Work task:
Pick every line out of the entries below that holds the string "title", and report them.

Items from a data source:
———
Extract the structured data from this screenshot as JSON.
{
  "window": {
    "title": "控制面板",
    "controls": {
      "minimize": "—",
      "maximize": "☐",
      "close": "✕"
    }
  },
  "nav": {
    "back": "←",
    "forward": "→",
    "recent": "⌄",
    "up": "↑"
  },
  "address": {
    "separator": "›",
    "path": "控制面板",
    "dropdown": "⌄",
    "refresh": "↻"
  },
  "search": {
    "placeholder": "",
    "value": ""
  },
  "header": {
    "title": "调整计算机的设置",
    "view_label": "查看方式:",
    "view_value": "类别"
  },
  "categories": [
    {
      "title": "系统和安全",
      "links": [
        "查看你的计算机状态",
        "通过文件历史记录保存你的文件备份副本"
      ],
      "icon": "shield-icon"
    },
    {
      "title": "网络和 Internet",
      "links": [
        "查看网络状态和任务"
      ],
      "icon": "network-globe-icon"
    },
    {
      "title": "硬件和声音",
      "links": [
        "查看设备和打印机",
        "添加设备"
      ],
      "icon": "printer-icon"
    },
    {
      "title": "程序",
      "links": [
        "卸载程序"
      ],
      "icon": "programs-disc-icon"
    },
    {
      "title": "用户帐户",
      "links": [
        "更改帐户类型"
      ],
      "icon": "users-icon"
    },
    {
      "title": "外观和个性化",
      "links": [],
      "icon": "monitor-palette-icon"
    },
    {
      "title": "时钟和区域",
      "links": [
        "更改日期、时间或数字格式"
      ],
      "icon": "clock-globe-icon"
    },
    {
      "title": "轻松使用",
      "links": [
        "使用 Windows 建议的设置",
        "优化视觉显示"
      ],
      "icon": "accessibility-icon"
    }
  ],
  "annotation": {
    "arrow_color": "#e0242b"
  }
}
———
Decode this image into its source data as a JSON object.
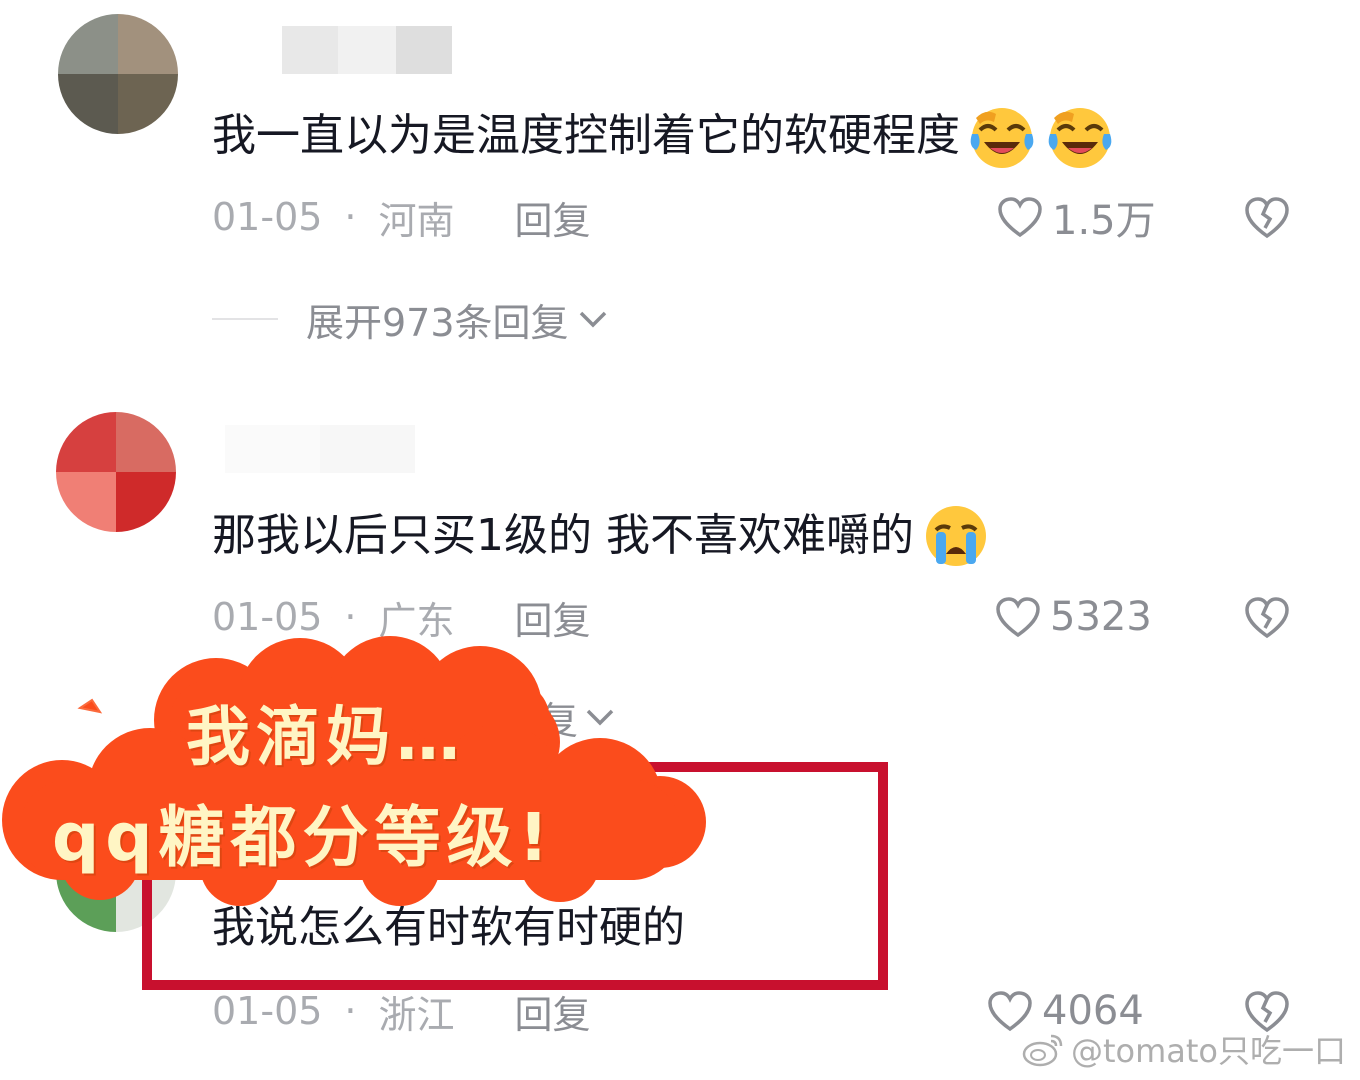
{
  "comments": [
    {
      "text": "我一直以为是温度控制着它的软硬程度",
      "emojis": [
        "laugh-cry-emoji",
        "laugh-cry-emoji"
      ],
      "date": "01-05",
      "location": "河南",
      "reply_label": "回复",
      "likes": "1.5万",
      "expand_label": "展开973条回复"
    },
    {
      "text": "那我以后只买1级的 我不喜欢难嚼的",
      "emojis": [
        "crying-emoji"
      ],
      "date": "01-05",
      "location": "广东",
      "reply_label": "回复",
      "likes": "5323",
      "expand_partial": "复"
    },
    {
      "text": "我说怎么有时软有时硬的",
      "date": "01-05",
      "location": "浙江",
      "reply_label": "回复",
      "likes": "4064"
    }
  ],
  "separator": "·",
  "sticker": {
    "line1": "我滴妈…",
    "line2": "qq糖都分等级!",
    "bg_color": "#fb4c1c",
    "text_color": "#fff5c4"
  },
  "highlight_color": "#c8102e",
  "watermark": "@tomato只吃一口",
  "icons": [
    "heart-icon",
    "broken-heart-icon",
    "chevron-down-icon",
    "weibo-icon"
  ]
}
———
Answer below:
    "title": "控制面板",
    "title": "调整计算机的设置",
      "title": "系统和安全",
      "title": "网络和 Internet",
      "title": "硬件和声音",
      "title": "程序",
      "title": "用户帐户",
      "title": "外观和个性化",
      "title": "时钟和区域",
      "title": "轻松使用",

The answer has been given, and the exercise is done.